Collection entries:
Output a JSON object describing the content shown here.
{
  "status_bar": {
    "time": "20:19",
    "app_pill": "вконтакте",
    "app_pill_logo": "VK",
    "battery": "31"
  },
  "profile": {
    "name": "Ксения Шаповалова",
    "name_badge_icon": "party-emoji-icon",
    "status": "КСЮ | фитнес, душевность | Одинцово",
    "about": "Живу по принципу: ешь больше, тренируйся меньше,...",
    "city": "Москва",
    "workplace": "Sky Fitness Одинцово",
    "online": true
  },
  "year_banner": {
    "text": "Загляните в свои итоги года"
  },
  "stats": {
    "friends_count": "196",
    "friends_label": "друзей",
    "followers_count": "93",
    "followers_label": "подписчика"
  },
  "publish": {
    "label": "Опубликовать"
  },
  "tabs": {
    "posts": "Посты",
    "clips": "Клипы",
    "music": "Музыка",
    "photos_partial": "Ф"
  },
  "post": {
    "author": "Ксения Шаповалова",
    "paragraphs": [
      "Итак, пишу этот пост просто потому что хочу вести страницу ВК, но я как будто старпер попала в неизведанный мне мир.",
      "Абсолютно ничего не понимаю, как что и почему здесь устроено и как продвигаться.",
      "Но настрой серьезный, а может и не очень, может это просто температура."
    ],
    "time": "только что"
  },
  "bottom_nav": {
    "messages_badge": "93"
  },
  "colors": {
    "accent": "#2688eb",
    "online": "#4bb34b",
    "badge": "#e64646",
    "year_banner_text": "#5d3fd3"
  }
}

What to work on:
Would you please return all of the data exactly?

Output for this exercise:
Output a JSON object describing the content shown here.
{
  "status_bar": {
    "time": "20:19",
    "app_pill": "вконтакте",
    "app_pill_logo": "VK",
    "battery": "31"
  },
  "profile": {
    "name": "Ксения Шаповалова",
    "name_badge_icon": "party-emoji-icon",
    "status": "КСЮ | фитнес, душевность | Одинцово",
    "about": "Живу по принципу: ешь больше, тренируйся меньше,...",
    "city": "Москва",
    "workplace": "Sky Fitness Одинцово",
    "online": true
  },
  "year_banner": {
    "text": "Загляните в свои итоги года"
  },
  "stats": {
    "friends_count": "196",
    "friends_label": "друзей",
    "followers_count": "93",
    "followers_label": "подписчика"
  },
  "publish": {
    "label": "Опубликовать"
  },
  "tabs": {
    "posts": "Посты",
    "clips": "Клипы",
    "music": "Музыка",
    "photos_partial": "Ф"
  },
  "post": {
    "author": "Ксения Шаповалова",
    "paragraphs": [
      "Итак, пишу этот пост просто потому что хочу вести страницу ВК, но я как будто старпер попала в неизведанный мне мир.",
      "Абсолютно ничего не понимаю, как что и почему здесь устроено и как продвигаться.",
      "Но настрой серьезный, а может и не очень, может это просто температура."
    ],
    "time": "только что"
  },
  "bottom_nav": {
    "messages_badge": "93"
  },
  "colors": {
    "accent": "#2688eb",
    "online": "#4bb34b",
    "badge": "#e64646",
    "year_banner_text": "#5d3fd3"
  }
}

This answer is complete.